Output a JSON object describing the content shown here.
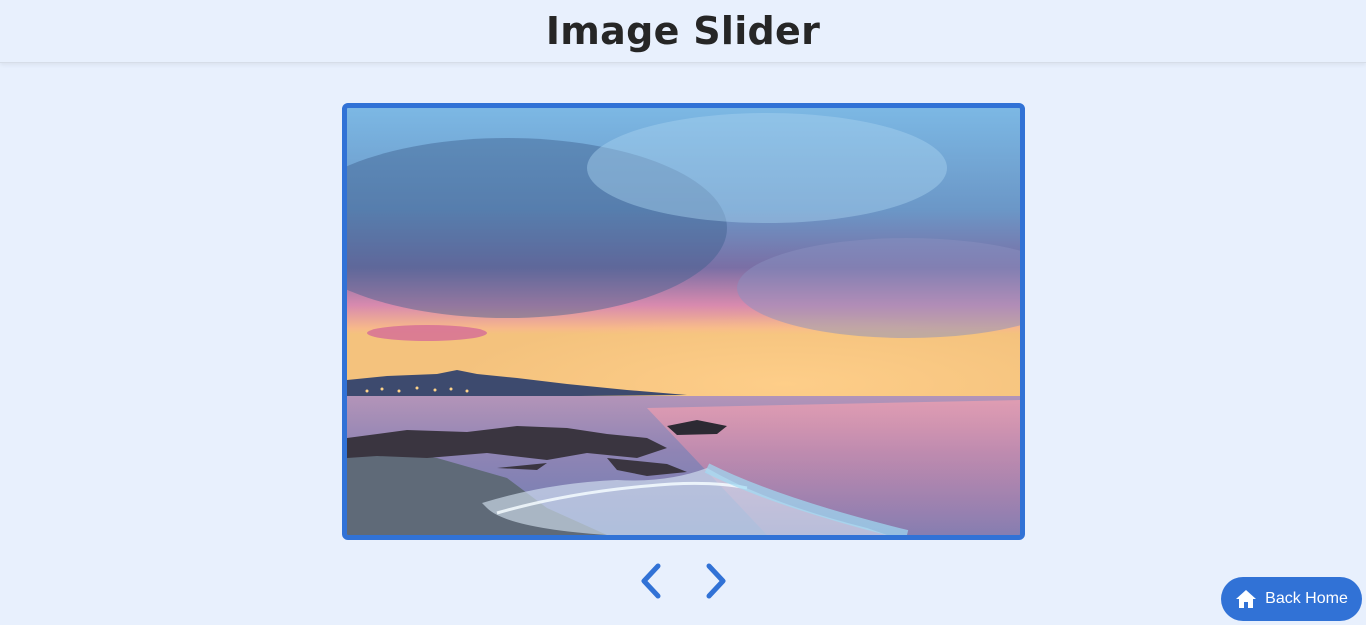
{
  "header": {
    "title": "Image Slider"
  },
  "slider": {
    "frame_color": "#3172d6",
    "current_image": "seaside-sunset",
    "prev_icon": "chevron-left-icon",
    "next_icon": "chevron-right-icon"
  },
  "back_home": {
    "label": "Back Home",
    "icon": "home-icon",
    "color": "#3172d6"
  }
}
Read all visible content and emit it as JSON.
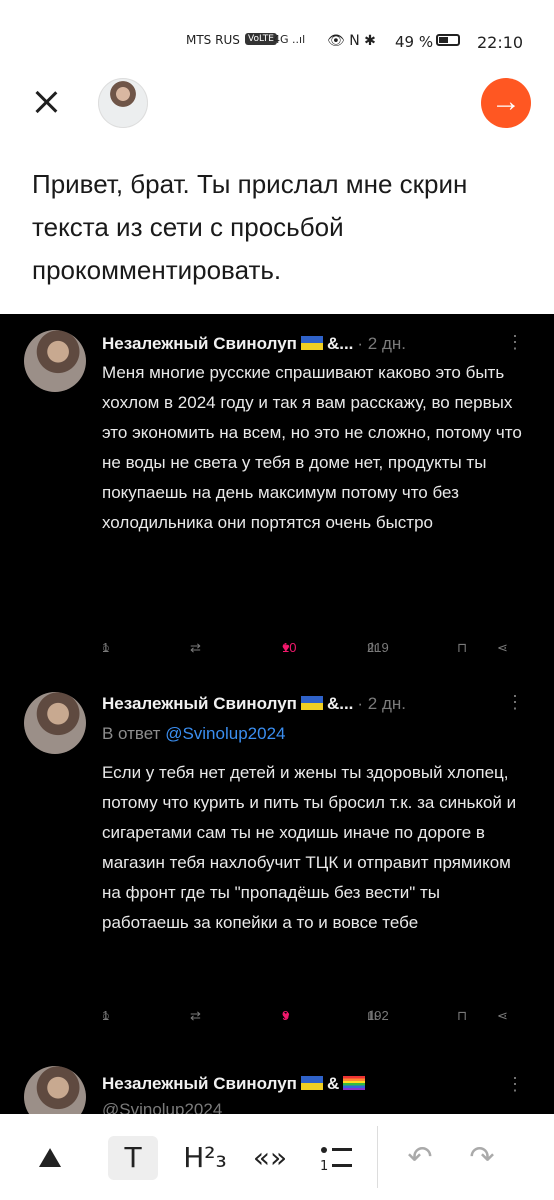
{
  "status_bar": {
    "carrier": "MTS RUS",
    "volte": "VoLTE",
    "network": "4G ..ıl",
    "icons": "👁 N ✱",
    "battery": "49 %",
    "time": "22:10"
  },
  "top_bar": {
    "close_icon": "×",
    "send_icon": "→"
  },
  "message": {
    "text": "Привет, брат. Ты прислал мне скрин текста из сети с просьбой прокомментировать."
  },
  "tweets": [
    {
      "author": "Незалежный Свинолуп",
      "author_suffix": "&...",
      "time": "· 2 дн.",
      "more": "⋮",
      "text": "Меня многие русские спрашивают каково это быть хохлом в 2024 году и так я вам расскажу, во первых это экономить на всем, но это не сложно, потому что не воды не света у тебя в доме нет, продукты ты покупаешь на день максимум потому что без холодильника они портятся очень быстро",
      "replies": "1",
      "likes": "10",
      "views": "219"
    },
    {
      "author": "Незалежный Свинолуп",
      "author_suffix": "&...",
      "time": "· 2 дн.",
      "more": "⋮",
      "reply_prefix": "В ответ",
      "reply_handle": "@Svinolup2024",
      "text": "Если у тебя нет детей и жены ты здоровый хлопец, потому что курить и пить ты бросил т.к. за синькой и сигаретами сам ты не ходишь иначе по дороге в магазин тебя нахлобучит ТЦК и отправит прямиком на фронт где ты \"пропадёшь без вести\" ты работаешь за копейки а то и вовсе тебе",
      "replies": "1",
      "likes": "9",
      "views": "192"
    },
    {
      "author": "Незалежный Свинолуп",
      "author_suffix": "&",
      "more": "⋮",
      "handle": "@Svinolup2024"
    }
  ],
  "icons": {
    "reply": "○",
    "retweet": "⇄",
    "heart": "♥",
    "views": "ılı",
    "bookmark": "⊓",
    "share": "⋖"
  },
  "toolbar": {
    "image": "⛰",
    "text": "T",
    "heading": "H²₃",
    "quote": "«»",
    "list": "•―\n1―",
    "undo": "↶",
    "redo": "↷"
  }
}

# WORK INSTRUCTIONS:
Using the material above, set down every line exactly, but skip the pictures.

# TASK ANSWER:
Output a JSON object describing the content shown here.
{
  "header": {
    "title": "Image Slider"
  },
  "slider": {
    "frame_color": "#3172d6",
    "current_image": "seaside-sunset",
    "prev_icon": "chevron-left-icon",
    "next_icon": "chevron-right-icon"
  },
  "back_home": {
    "label": "Back Home",
    "icon": "home-icon",
    "color": "#3172d6"
  }
}
Read all visible content and emit it as JSON.
{
  "status_bar": {
    "carrier": "MTS RUS",
    "volte": "VoLTE",
    "network": "4G ..ıl",
    "icons": "👁 N ✱",
    "battery": "49 %",
    "time": "22:10"
  },
  "top_bar": {
    "close_icon": "×",
    "send_icon": "→"
  },
  "message": {
    "text": "Привет, брат. Ты прислал мне скрин текста из сети с просьбой прокомментировать."
  },
  "tweets": [
    {
      "author": "Незалежный Свинолуп",
      "author_suffix": "&...",
      "time": "· 2 дн.",
      "more": "⋮",
      "text": "Меня многие русские спрашивают каково это быть хохлом в 2024 году и так я вам расскажу, во первых это экономить на всем, но это не сложно, потому что не воды не света у тебя в доме нет, продукты ты покупаешь на день максимум потому что без холодильника они портятся очень быстро",
      "replies": "1",
      "likes": "10",
      "views": "219"
    },
    {
      "author": "Незалежный Свинолуп",
      "author_suffix": "&...",
      "time": "· 2 дн.",
      "more": "⋮",
      "reply_prefix": "В ответ",
      "reply_handle": "@Svinolup2024",
      "text": "Если у тебя нет детей и жены ты здоровый хлопец, потому что курить и пить ты бросил т.к. за синькой и сигаретами сам ты не ходишь иначе по дороге в магазин тебя нахлобучит ТЦК и отправит прямиком на фронт где ты \"пропадёшь без вести\" ты работаешь за копейки а то и вовсе тебе",
      "replies": "1",
      "likes": "9",
      "views": "192"
    },
    {
      "author": "Незалежный Свинолуп",
      "author_suffix": "&",
      "more": "⋮",
      "handle": "@Svinolup2024"
    }
  ],
  "icons": {
    "reply": "○",
    "retweet": "⇄",
    "heart": "♥",
    "views": "ılı",
    "bookmark": "⊓",
    "share": "⋖"
  },
  "toolbar": {
    "image": "⛰",
    "text": "T",
    "heading": "H²₃",
    "quote": "«»",
    "list": "•―\n1―",
    "undo": "↶",
    "redo": "↷"
  }
}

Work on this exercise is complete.